Pant Shivani—Mid season cultivar, shape ovoid oblong, size 2 kg, color lemon yellow at ripening, fiber and mucilage content medium, rind medium thick, pulp light yellow with very good taste and pleasant flavor

Pant Aparna—Late cultivar, fruit size small (0.6-0.8 kg), globose, seed, mucilage, fiber and acidity low. Flesh yellow, sweet, tasty and having good flavor rind medium thick.

Key References

Selected Experts

Dr. R.K. Pathak
Technical Coordinator
U.P. Diversified Agriculture Support Project, 41h Floor, PICUP
Bhawan, Vibhuti Khand, Gomti Nagar, Lucknow-226 010 (U.P.) India

Dr. K.K. Misra
Associate Professor
Department of Horticulture
G.B. Pant University of Agriculture and Technology
Pantnagar-263 145 (U.P.) India
Ph. No. 05944-60208

Dr. S.K. Roy
Professor
Division of Fruits and Horticultural Technology, I.A.R.I.
Pusa, New Delhi- 110 0 12 (India)

Dr. B.C. Mazumdar
Reader
University Coll ege of Agriculture
Calcutta University, 35, Ballygunge
Circular Road, Ball ygunge
P.O. Calcutta-700 019 (West Bengal) India


Contributor:
Dr. K.K. Misra, Associate Professor, Department of Horticulture, G.B. Pant University of Agriculture and Technology, Pantnagar-263 145 (U.P.) India

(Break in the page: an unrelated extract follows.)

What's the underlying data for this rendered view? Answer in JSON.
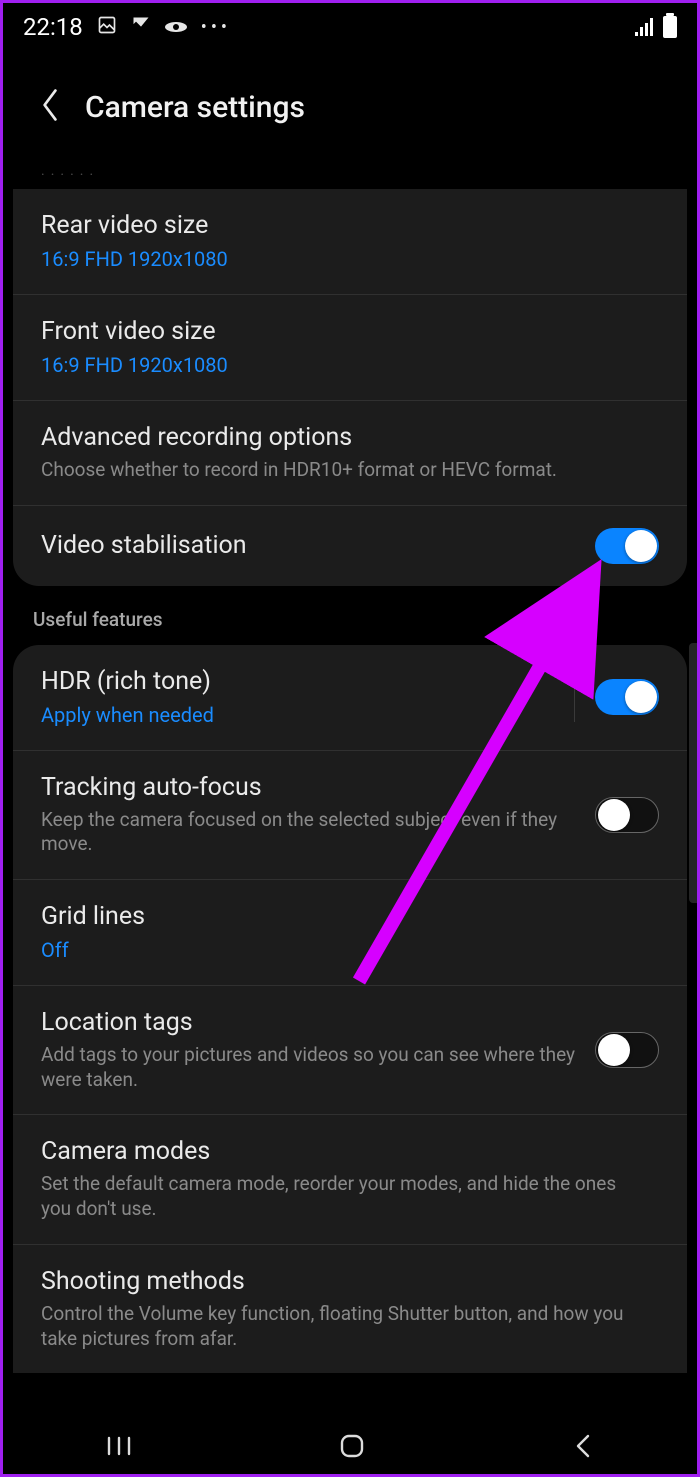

Copyright © 1999. All Rights Reserved. Quotation from this document should cite and acknowledge the contributors.